“At Facebook, we focus on what people’s natural strengths are and spend our management time trying to find ways for them to use those strengths every day.”
Sheryl Sandberg, COO of Facebook
Finally, well-being in the workplace, not surprisingly!, also boosts employee engagement. It is “the catalyst companies need to cultivate – thriving employees who perform at their best every day…it can cut down skyrocketing employee health costs while allowing productivity to soar” (5).
The engagement levels of workers are alarmingly low worldwide and have stagnated for over a decade.
Organizations must do all they can to increase the engagement levels of their employees in order to reduce the huge costs of disengagement.
Engaged workers have significantly higher productivity, profitability, customer ratings and less turnover and absenteeism.

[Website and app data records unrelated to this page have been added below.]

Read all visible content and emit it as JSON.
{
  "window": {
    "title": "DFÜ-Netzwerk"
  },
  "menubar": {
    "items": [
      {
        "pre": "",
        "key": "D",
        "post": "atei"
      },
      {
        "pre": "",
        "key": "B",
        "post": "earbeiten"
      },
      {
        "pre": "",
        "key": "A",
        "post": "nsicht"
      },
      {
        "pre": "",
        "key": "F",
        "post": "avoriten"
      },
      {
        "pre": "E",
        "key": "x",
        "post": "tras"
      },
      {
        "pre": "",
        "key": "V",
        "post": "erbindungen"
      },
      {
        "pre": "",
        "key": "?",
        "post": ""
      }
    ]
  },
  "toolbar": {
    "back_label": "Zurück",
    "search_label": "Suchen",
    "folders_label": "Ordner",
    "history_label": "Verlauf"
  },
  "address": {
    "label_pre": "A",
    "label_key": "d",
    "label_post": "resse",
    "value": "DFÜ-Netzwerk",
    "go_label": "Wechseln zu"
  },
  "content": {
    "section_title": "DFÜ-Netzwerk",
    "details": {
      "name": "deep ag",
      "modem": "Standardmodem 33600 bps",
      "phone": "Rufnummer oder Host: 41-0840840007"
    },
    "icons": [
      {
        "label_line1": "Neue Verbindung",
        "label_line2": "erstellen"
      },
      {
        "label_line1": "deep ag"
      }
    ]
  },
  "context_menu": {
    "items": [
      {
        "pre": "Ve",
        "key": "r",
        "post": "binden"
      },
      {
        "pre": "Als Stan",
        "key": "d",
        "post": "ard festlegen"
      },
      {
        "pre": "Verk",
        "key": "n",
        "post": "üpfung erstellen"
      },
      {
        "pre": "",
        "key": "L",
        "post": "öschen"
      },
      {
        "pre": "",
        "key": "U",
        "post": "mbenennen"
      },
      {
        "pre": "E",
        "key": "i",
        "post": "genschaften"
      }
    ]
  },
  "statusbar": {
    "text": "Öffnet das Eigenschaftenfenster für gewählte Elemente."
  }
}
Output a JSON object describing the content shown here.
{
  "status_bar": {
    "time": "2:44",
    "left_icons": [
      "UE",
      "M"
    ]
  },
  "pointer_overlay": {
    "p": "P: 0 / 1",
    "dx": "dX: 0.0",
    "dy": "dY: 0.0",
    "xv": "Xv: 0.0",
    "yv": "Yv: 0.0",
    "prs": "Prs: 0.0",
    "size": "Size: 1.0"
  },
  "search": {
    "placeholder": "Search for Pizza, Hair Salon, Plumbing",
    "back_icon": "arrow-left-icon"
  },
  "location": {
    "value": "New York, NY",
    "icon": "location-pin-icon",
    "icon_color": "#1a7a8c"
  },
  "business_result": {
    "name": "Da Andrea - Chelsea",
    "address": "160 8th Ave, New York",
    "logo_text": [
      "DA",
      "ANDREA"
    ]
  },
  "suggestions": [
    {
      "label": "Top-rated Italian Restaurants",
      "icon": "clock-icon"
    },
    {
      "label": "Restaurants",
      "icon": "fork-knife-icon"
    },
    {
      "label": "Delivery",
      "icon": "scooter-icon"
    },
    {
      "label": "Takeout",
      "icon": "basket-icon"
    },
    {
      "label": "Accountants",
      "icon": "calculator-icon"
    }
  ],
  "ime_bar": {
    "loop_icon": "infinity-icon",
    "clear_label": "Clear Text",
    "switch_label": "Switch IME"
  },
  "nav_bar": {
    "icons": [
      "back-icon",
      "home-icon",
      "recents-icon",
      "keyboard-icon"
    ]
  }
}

Companies with a high number of engaged employees have much higher earnings per share compared to their competition.
To stem the vast deterioration of working conditions and bring about higher levels of motivation and engagement, it is imperative and urgent to put in place an improved manager selection process, as well as more intensive manager training and coaching.
Enhancing the well-being of workers, better matching workers’ strengths and job requirements, as well as developing employees’ competence and talents will further contribute to increasing their involvement and caring about job quality and performance.
Buckingham M. (2011), StandOut : The Groundbreaking New Strengths of the Strengths Revolution, Thomas Nelson, Har/Psc edition.
Rath T. (2007), StrengthsFinder 2.0, Gallup Press
Marcel Lucien Goldschmid, PhD, Director of MTC